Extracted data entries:
=====

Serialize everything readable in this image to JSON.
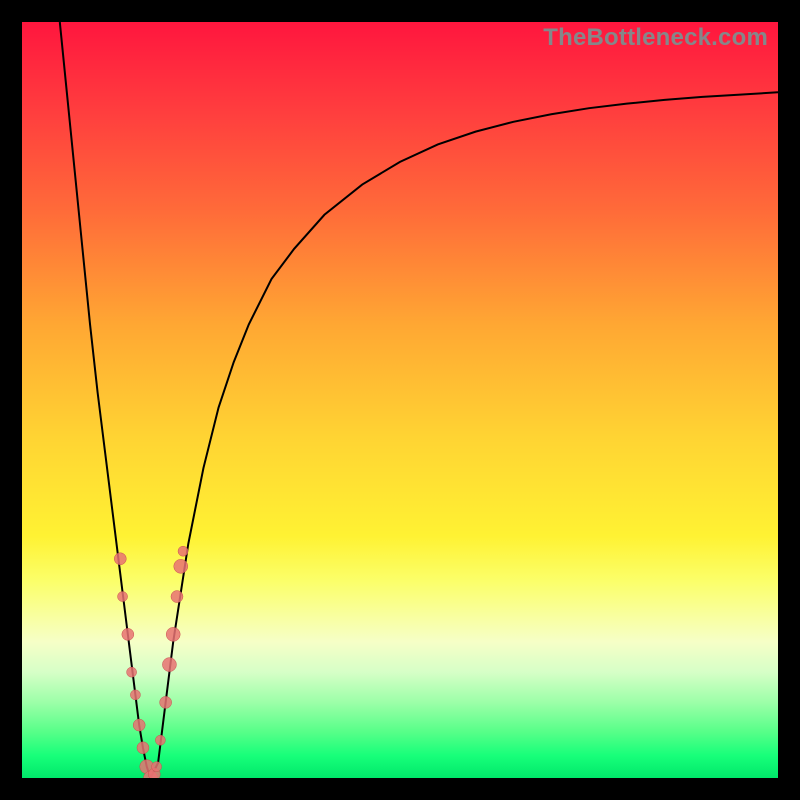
{
  "watermark": "TheBottleneck.com",
  "colors": {
    "background_frame": "#000000",
    "curve_stroke": "#000000",
    "marker_fill": "#e77272",
    "marker_stroke": "#c94f4f",
    "watermark_text": "#85878a"
  },
  "chart_data": {
    "type": "line",
    "title": "",
    "xlabel": "",
    "ylabel": "",
    "xlim": [
      0,
      100
    ],
    "ylim": [
      0,
      100
    ],
    "grid": false,
    "legend": null,
    "series": [
      {
        "name": "bottleneck-curve",
        "x": [
          5,
          6,
          7,
          8,
          9,
          10,
          11,
          12,
          13,
          13.5,
          14,
          14.5,
          15,
          15.5,
          16,
          16.5,
          17,
          18,
          19,
          20,
          22,
          24,
          26,
          28,
          30,
          33,
          36,
          40,
          45,
          50,
          55,
          60,
          65,
          70,
          75,
          80,
          85,
          90,
          95,
          100
        ],
        "y": [
          100,
          90,
          80,
          70,
          60,
          51,
          43,
          35,
          27,
          23,
          19,
          15,
          11,
          7,
          4,
          1.5,
          0,
          2,
          10,
          18,
          31,
          41,
          49,
          55,
          60,
          66,
          70,
          74.5,
          78.5,
          81.5,
          83.8,
          85.5,
          86.8,
          87.8,
          88.6,
          89.2,
          89.7,
          90.1,
          90.4,
          90.7
        ]
      }
    ],
    "markers": [
      {
        "x": 13.0,
        "y": 29,
        "r": 6
      },
      {
        "x": 13.3,
        "y": 24,
        "r": 5
      },
      {
        "x": 14.0,
        "y": 19,
        "r": 6
      },
      {
        "x": 14.5,
        "y": 14,
        "r": 5
      },
      {
        "x": 15.0,
        "y": 11,
        "r": 5
      },
      {
        "x": 15.5,
        "y": 7,
        "r": 6
      },
      {
        "x": 16.0,
        "y": 4,
        "r": 6
      },
      {
        "x": 16.5,
        "y": 1.5,
        "r": 7
      },
      {
        "x": 17.0,
        "y": 0,
        "r": 7
      },
      {
        "x": 17.5,
        "y": 0.5,
        "r": 6
      },
      {
        "x": 17.8,
        "y": 1.5,
        "r": 5
      },
      {
        "x": 18.3,
        "y": 5,
        "r": 5
      },
      {
        "x": 19.0,
        "y": 10,
        "r": 6
      },
      {
        "x": 19.5,
        "y": 15,
        "r": 7
      },
      {
        "x": 20.0,
        "y": 19,
        "r": 7
      },
      {
        "x": 20.5,
        "y": 24,
        "r": 6
      },
      {
        "x": 21.0,
        "y": 28,
        "r": 7
      },
      {
        "x": 21.3,
        "y": 30,
        "r": 5
      }
    ],
    "gradient_stops": [
      {
        "pos": 0.0,
        "color": "#ff163e"
      },
      {
        "pos": 0.12,
        "color": "#ff3e3e"
      },
      {
        "pos": 0.25,
        "color": "#ff6b39"
      },
      {
        "pos": 0.4,
        "color": "#ffa733"
      },
      {
        "pos": 0.55,
        "color": "#ffd433"
      },
      {
        "pos": 0.68,
        "color": "#fff233"
      },
      {
        "pos": 0.74,
        "color": "#fbff6a"
      },
      {
        "pos": 0.82,
        "color": "#f6ffc7"
      },
      {
        "pos": 0.86,
        "color": "#d6ffc7"
      },
      {
        "pos": 0.9,
        "color": "#9cffa8"
      },
      {
        "pos": 0.94,
        "color": "#55ff88"
      },
      {
        "pos": 0.97,
        "color": "#18ff7a"
      },
      {
        "pos": 1.0,
        "color": "#00e86a"
      }
    ]
  }
}
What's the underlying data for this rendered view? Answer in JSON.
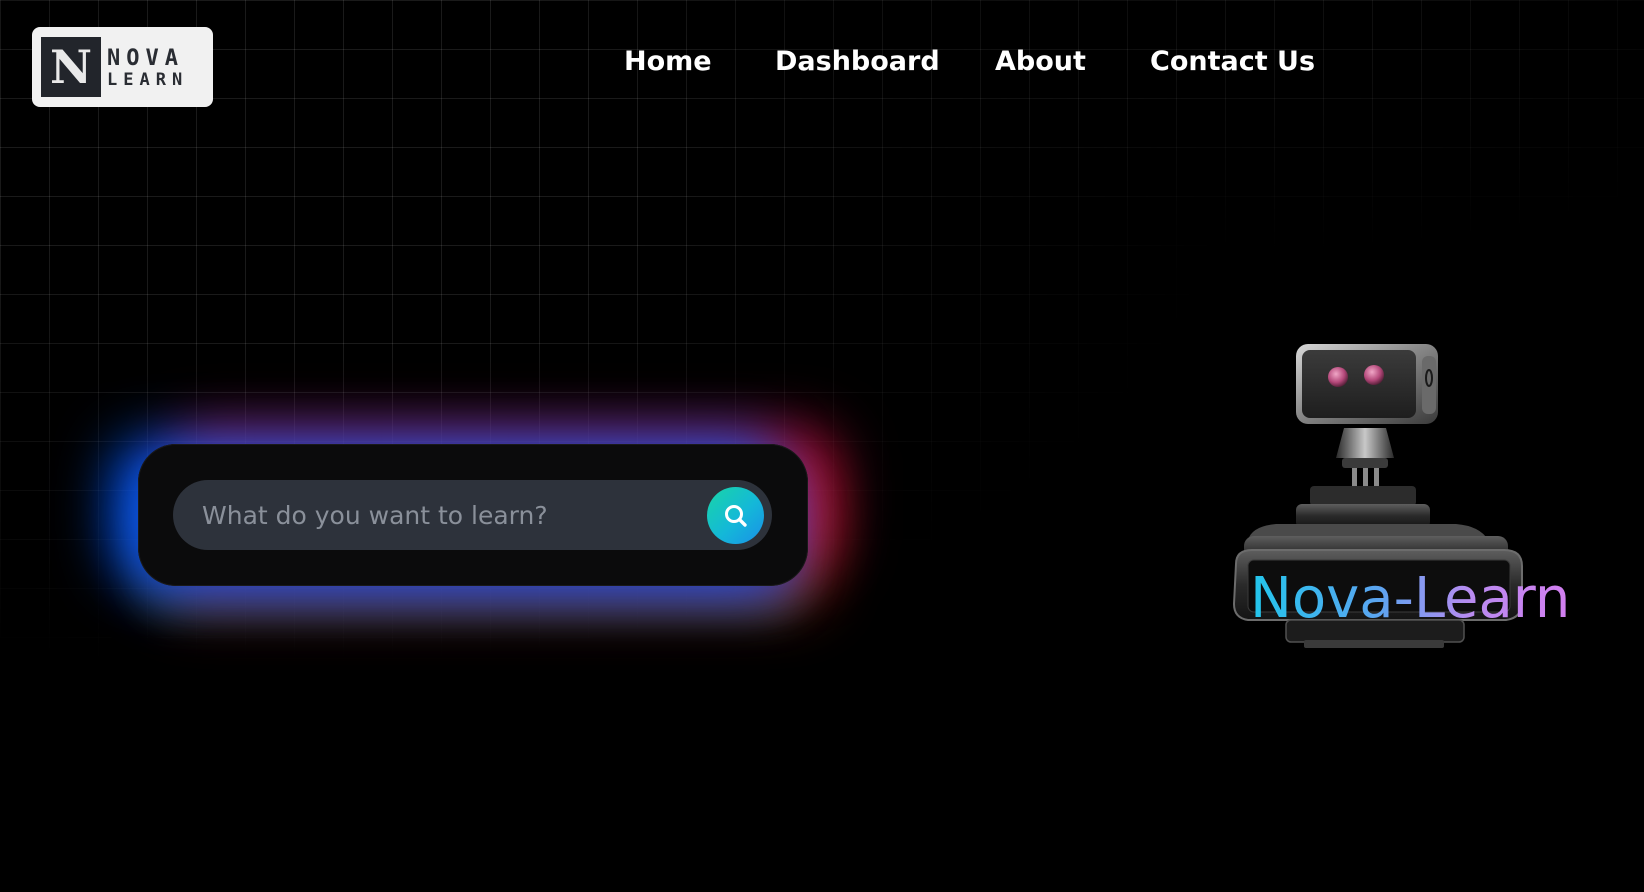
{
  "brand": {
    "logo_letter": "N",
    "logo_line1": "NOVA",
    "logo_line2": "LEARN"
  },
  "nav": {
    "items": [
      {
        "label": "Home"
      },
      {
        "label": "Dashboard"
      },
      {
        "label": "About"
      },
      {
        "label": "Contact Us"
      }
    ]
  },
  "search": {
    "placeholder": "What do you want to learn?",
    "value": "",
    "button_icon": "search-icon"
  },
  "hero": {
    "robot_icon": "robot-illustration",
    "robot_label": "Nova-Learn"
  },
  "colors": {
    "background": "#000000",
    "search_button_gradient_start": "#19d6a6",
    "search_button_gradient_end": "#1a8fe8",
    "glow_blue": "#005cff",
    "glow_red": "#dc1446",
    "label_gradient_start": "#22c6ec",
    "label_gradient_end": "#d27ff0"
  }
}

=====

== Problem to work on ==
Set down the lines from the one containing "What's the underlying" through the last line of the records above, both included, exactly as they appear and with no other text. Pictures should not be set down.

== Solved exercise ==
What's the underlying data for this rendered view? Answer in JSON.
{
  "brand": {
    "logo_letter": "N",
    "logo_line1": "NOVA",
    "logo_line2": "LEARN"
  },
  "nav": {
    "items": [
      {
        "label": "Home"
      },
      {
        "label": "Dashboard"
      },
      {
        "label": "About"
      },
      {
        "label": "Contact Us"
      }
    ]
  },
  "search": {
    "placeholder": "What do you want to learn?",
    "value": "",
    "button_icon": "search-icon"
  },
  "hero": {
    "robot_icon": "robot-illustration",
    "robot_label": "Nova-Learn"
  },
  "colors": {
    "background": "#000000",
    "search_button_gradient_start": "#19d6a6",
    "search_button_gradient_end": "#1a8fe8",
    "glow_blue": "#005cff",
    "glow_red": "#dc1446",
    "label_gradient_start": "#22c6ec",
    "label_gradient_end": "#d27ff0"
  }
}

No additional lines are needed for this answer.